What do the lines from the one containing "Read all visible content and emit it as JSON." through the end of the entries say? Quote them exactly, and only them.

Entries from a dataset of interfaces
::::::::::

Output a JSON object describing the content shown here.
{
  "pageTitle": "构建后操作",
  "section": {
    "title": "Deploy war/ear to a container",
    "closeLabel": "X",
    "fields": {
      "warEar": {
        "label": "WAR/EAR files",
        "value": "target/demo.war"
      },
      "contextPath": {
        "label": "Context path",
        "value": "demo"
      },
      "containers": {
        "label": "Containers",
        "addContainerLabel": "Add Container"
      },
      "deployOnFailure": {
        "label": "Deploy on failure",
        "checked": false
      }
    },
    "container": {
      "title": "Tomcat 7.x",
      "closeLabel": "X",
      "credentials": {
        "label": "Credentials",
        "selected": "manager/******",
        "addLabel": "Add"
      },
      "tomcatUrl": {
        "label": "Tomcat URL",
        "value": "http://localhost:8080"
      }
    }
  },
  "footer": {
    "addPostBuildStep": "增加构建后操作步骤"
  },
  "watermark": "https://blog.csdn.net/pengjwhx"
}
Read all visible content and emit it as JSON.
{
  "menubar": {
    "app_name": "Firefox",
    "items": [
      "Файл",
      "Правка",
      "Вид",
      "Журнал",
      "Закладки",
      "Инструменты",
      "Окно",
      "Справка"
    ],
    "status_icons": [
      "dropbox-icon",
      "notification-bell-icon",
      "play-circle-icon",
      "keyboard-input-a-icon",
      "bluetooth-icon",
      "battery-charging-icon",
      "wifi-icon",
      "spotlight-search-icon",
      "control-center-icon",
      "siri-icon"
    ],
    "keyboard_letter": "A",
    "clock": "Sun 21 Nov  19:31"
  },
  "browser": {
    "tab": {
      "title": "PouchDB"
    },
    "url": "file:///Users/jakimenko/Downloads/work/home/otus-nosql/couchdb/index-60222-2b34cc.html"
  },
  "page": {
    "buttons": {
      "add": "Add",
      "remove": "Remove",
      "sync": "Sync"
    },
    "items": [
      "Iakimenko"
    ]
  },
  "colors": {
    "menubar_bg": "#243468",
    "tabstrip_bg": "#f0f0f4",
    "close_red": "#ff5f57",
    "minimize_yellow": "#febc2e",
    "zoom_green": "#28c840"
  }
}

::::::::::

• PROBLEM SOLUTION:
Read all visible content and emit it as JSON.
{
  "menubar": {
    "app_name": "Firefox",
    "items": [
      "Файл",
      "Правка",
      "Вид",
      "Журнал",
      "Закладки",
      "Инструменты",
      "Окно",
      "Справка"
    ],
    "status_icons": [
      "dropbox-icon",
      "notification-bell-icon",
      "play-circle-icon",
      "keyboard-input-a-icon",
      "bluetooth-icon",
      "battery-charging-icon",
      "wifi-icon",
      "spotlight-search-icon",
      "control-center-icon",
      "siri-icon"
    ],
    "keyboard_letter": "A",
    "clock": "Sun 21 Nov  19:31"
  },
  "browser": {
    "tab": {
      "title": "PouchDB"
    },
    "url": "file:///Users/jakimenko/Downloads/work/home/otus-nosql/couchdb/index-60222-2b34cc.html"
  },
  "page": {
    "buttons": {
      "add": "Add",
      "remove": "Remove",
      "sync": "Sync"
    },
    "items": [
      "Iakimenko"
    ]
  },
  "colors": {
    "menubar_bg": "#243468",
    "tabstrip_bg": "#f0f0f4",
    "close_red": "#ff5f57",
    "minimize_yellow": "#febc2e",
    "zoom_green": "#28c840"
  }
}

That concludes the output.